Enough for You?
Cold Related Illness and
When your body loses heat faster than it
can produce it, a situation may occur where all of your body's
energy is used up trying to produce heat.The result is
hypothermia, or abnormally low body temperature.
Victims of hypothermia are most often
elderly people with inadequate food, clothing, or heating; babies
sleeping in cold bedrooms; and people who remain outdoors for long
periods -- the homeless, hikers, hunters, etc.
Each person is affected differently by the
cold. Wet and cold can bring hypothermia on rapidly, or long
exposure to the cold, rain, and wind can bring the symptoms of
hypothermia on slowly.
occurs when the core body temperature is between 98.6° and 96°F.
The core temperature for moderate hypothermia is 95° to 93°F.
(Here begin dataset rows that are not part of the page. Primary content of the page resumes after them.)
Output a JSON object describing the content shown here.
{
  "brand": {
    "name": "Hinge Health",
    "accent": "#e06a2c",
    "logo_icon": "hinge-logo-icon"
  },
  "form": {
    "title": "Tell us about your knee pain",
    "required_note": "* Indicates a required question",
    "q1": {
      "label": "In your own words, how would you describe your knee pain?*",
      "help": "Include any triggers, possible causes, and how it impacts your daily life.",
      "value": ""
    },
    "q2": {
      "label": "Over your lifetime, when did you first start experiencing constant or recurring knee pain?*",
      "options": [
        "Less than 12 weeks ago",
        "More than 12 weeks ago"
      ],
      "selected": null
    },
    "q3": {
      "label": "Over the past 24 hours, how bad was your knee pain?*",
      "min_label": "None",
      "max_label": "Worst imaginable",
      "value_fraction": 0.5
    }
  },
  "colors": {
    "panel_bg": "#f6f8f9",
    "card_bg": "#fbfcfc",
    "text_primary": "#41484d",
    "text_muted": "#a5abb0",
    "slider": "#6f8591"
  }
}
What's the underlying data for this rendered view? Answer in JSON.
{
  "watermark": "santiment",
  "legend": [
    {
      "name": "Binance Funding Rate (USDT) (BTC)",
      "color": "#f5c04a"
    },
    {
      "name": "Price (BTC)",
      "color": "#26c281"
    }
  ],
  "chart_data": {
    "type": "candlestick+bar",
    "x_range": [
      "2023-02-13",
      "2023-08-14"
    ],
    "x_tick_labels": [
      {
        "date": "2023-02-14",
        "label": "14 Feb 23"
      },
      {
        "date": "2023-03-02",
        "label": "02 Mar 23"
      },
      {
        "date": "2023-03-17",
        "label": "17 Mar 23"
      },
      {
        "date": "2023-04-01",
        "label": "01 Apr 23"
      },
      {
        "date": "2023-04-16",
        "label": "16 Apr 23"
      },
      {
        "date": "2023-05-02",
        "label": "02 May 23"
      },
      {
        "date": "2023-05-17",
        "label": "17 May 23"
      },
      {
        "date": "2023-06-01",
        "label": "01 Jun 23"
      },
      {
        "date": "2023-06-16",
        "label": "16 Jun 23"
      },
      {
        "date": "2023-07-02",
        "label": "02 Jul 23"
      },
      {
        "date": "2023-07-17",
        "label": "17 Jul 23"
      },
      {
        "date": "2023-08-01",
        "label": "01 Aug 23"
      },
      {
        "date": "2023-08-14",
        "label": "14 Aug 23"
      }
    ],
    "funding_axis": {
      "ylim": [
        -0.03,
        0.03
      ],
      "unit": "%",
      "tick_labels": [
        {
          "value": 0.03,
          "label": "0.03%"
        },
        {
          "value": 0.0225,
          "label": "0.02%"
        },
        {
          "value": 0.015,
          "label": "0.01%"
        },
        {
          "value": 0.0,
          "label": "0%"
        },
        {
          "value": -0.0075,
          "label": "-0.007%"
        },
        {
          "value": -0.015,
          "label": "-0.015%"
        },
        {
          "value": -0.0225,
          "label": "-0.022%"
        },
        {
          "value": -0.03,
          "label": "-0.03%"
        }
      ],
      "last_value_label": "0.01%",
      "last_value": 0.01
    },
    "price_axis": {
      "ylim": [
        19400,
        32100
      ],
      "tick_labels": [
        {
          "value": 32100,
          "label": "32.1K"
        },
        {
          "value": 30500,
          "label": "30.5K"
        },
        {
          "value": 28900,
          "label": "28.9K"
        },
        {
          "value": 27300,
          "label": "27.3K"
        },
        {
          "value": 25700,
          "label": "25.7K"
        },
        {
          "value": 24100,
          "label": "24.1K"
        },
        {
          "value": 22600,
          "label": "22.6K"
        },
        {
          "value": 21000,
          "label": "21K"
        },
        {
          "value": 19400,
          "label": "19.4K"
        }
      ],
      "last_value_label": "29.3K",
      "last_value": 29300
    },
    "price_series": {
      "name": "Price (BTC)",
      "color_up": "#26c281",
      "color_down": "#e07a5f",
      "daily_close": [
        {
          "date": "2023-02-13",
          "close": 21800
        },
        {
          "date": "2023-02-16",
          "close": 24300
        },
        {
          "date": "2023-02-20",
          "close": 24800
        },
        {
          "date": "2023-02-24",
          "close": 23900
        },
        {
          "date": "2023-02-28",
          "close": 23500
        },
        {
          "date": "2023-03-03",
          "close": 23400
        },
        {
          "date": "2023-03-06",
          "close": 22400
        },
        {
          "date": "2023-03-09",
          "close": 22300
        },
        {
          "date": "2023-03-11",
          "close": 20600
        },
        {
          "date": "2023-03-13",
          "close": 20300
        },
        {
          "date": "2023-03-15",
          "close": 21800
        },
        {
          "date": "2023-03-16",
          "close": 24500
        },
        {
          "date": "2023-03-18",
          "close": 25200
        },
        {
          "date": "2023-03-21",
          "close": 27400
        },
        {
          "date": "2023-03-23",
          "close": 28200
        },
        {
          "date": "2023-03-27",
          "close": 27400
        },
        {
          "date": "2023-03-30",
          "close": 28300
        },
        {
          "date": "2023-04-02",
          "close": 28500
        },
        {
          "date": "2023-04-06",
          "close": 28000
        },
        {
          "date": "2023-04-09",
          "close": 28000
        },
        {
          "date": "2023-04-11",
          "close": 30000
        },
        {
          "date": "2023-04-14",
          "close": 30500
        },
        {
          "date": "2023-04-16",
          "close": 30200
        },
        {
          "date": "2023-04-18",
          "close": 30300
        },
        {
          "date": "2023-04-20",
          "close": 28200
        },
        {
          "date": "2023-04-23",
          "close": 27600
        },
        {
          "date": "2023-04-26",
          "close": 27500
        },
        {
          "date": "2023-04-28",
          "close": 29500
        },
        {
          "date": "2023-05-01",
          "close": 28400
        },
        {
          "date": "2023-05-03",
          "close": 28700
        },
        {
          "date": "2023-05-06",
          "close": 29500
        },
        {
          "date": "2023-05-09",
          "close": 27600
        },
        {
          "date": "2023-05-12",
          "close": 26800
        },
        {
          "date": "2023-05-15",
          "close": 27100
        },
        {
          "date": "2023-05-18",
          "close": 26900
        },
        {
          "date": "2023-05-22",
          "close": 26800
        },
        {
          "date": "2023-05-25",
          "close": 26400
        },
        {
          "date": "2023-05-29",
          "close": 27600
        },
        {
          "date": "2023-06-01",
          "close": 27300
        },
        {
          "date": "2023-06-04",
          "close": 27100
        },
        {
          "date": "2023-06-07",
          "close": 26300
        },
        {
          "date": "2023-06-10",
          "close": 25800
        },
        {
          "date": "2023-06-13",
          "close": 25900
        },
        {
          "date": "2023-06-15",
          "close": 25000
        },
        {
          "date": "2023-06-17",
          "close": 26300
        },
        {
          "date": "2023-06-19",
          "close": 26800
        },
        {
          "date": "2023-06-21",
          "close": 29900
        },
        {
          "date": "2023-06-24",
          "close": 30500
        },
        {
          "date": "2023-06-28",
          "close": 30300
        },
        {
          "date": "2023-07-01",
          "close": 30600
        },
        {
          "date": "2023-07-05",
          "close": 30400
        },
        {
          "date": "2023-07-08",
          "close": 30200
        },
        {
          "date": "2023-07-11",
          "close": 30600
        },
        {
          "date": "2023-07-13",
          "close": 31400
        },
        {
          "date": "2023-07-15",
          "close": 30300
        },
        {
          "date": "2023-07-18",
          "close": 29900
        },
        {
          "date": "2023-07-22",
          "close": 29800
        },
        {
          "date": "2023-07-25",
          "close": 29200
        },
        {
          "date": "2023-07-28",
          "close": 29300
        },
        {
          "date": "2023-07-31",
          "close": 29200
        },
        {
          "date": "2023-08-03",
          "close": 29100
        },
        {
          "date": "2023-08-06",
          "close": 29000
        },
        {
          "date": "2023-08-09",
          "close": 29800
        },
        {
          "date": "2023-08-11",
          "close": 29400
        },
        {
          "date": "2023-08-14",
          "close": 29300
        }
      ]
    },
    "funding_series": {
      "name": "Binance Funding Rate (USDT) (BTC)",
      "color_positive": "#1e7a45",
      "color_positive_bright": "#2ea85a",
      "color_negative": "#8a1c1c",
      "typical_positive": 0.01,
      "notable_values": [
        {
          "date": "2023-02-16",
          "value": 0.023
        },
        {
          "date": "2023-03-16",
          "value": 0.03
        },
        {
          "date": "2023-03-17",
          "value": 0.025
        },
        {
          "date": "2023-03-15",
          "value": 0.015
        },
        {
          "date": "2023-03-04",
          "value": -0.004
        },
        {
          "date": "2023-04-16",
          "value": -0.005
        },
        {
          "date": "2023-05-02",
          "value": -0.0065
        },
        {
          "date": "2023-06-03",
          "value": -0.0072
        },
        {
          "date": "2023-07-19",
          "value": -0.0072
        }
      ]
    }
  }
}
If your core temperature reaches 92° or below, you are in a
life-threatening situation. This condition will affect your heart
rate, blood flow, and ability to think clearly.
Immediate attention is necessary.
Signs and Symptoms of hypothermia:
red, cold skin
If you believe you or someone else is
suffering from hypothermia, it is imperative to get to a warm room
or shelter and call for help. While you wait for help to arrive,
remove any wet clothing and warm the center of the victim's body
first. An electric blanket works well if one is available.
Skin-to-skin contact under loose, dry layers of blankets,
clothing, towels, or sheets may also be effective. Drinking warm
beverages -- NOT ALCOHOL -- will also help increase the body
temperature. Once the body temperature has increased, keep the
victim dry and wrapped in a warm blanket including the head and
neck until help arrives.
If the victim is
suffering from severe hypothermia, he or she may be unconscious
and may not seem to have a pulse or appear to be breathing. In
this case, you need to handle the victim gently, and get
emergency assistance immediately.
Frostbite is an
injury to the skin and sometimes the deeper tissues of the body
due to freezing or formation of ice crystals in the tissue
cells. Frostbite usually develops when the air temperature is
below -12°C (10°F), but may occur at a temperature nearer
the freezing point (0°C/32°F) when other elements, such as high
winds, dampness, or general chilling of the body, are present.
Hands, feet, noses, and ears are the most likely body parts to
be affected. Most often, the condition may be painful, but is
not usually serious. However, severe untreated frostbite may
result in gangrene.
You can avoid frostbite by staying out
of the extreme cold. If you do have to go out, wear clothing to
protect your face, nose, ears, fingers, and toes. Also, wiggling
your fingers and toes frequently will help keep the blood
flowing to these areas of your body. If you begin to loose
feeling in your fingers and toes, or they begin to tingle, or
feel painful, go inside and warm up.Signs and symptoms of
- A "pins and needles" sensation,
followed by numbness
- Hard, pale, cold skin
How to treat frostbite:
If you suspect you have frostbite, it is
important to get indoors or to a warm shelter as soon as
possible. Take off any constricting jewelry or wet clothing.
Immerse the affected area of your body in warm -- NOT HOT --
water, or apply warm cloths to affected areas of your ears,
nose, or cheeks for 20-30 minutes. When your tissue has been
thoroughly warmed, the skin will be soft and sensation will
return. You should not use a heating pad, heat lamp, or the heat
from a stove, fireplace, or radiator to warm yourself. Because
you do not have any sensation in these areas of your body, they
may burn easily and you would not feel it. Try to move the area
of your body that is affected as little as possible. This helps
decrease the damage to the affected area.
For further information, contact:
Emergicare Medical Training